BRUSSELS (AP) — The European Commission formally launched an investigation Wednesday to find out whether energy price cuts granted to industrial clients in Germany is a hidden form of state aid.
Large electricity consumers were exempt from paying around €300 million ($390 million) in network charges last year alone — an arrangement that may put competitors in other member states at a disadvantage, said the Commission, which is also the 27-nation bloc's antitrust watchdog.
Germany exempted its industry from the charge to keep rising electricity costs in check as the country switches from nuclear power to renewable energies over the next nine years. Industry lobbies complained the country's rising energy costs would undermine competitiveness.
The charge is rolled over to small German electricity consumers who pay more because of the industry exemption. A similar scheme also exempts industrial consumers in Germany from a surcharge financing the expansion of renewable energies, which has sharply risen over the past years as the share of wind, solar and biomass power topped 25 percent of the country's electricity production.
In Berlin, Economy Ministry spokesman Holger Schlienkamp argued the reduction does not constitute state aid because it is financed not by public money but by a fee for all energy users. He also noted that the government is currently reworking details of the exemption.
Sen. Baldwin: First Amendment Applies To Institutions of Faith, ‘But I Don’t Think It Extends Far Beyond That’ | Matt Vespa
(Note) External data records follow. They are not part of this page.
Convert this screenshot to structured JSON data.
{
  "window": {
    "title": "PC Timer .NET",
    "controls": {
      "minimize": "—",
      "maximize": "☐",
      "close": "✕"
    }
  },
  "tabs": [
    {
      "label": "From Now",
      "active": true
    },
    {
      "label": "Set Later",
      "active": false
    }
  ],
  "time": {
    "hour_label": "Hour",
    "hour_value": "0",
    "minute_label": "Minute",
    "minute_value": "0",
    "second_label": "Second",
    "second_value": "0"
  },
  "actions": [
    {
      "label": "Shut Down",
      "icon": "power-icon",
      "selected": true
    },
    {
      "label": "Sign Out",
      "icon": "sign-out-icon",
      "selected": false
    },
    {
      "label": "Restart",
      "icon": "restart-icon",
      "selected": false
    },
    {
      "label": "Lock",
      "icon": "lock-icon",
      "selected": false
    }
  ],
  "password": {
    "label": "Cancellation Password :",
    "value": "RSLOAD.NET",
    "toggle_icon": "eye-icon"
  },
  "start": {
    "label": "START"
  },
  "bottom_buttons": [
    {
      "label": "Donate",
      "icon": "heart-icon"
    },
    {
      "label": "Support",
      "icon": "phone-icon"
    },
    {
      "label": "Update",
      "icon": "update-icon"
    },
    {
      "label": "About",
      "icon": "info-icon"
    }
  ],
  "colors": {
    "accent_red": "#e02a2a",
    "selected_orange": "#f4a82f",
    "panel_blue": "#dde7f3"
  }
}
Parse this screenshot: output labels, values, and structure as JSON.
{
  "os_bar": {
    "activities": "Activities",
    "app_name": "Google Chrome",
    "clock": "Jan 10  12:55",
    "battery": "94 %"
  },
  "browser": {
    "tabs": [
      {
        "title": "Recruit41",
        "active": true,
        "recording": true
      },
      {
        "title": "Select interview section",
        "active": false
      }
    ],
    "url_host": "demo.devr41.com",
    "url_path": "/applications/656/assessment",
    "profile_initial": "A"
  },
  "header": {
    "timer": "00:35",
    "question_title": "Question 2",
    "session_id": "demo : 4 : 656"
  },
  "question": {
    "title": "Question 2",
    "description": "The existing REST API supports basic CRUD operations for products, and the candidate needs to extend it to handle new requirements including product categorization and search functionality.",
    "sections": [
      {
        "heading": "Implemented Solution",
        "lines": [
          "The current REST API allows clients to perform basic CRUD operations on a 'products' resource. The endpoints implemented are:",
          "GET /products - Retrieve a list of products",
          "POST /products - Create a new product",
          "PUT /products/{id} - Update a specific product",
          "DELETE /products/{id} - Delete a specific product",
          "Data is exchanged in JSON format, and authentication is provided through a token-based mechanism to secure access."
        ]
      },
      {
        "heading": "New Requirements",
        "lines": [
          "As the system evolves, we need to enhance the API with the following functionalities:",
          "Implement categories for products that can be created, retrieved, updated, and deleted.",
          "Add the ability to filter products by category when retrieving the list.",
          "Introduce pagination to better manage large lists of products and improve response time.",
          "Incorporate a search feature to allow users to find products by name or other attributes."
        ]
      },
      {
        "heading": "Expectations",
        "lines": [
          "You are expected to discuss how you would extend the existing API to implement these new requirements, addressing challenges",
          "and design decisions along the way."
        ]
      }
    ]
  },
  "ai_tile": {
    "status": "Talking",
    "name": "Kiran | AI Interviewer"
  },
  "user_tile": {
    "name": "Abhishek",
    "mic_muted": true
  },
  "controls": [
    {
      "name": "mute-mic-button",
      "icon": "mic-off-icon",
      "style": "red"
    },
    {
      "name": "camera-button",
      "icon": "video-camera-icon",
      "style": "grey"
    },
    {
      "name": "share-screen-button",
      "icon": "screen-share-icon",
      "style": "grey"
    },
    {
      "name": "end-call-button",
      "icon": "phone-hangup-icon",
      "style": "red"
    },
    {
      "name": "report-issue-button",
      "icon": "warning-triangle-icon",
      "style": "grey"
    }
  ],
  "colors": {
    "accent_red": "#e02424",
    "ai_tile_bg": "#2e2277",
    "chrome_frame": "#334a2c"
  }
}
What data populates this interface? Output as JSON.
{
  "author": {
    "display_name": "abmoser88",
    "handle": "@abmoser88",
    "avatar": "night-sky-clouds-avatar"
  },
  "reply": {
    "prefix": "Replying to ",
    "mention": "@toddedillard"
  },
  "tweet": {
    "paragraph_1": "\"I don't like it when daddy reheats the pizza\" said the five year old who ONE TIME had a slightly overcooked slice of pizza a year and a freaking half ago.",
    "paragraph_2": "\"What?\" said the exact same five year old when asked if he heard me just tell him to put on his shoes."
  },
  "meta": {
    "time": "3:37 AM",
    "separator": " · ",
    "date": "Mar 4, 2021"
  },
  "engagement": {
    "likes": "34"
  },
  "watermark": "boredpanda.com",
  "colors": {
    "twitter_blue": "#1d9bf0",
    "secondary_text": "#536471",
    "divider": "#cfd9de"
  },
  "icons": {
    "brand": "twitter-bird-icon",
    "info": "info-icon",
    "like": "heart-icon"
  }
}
White House: We Aren't Going to Comment on Murder of Kate Steinle By 7-Time Felon Illegal Alien | Katie Pavlich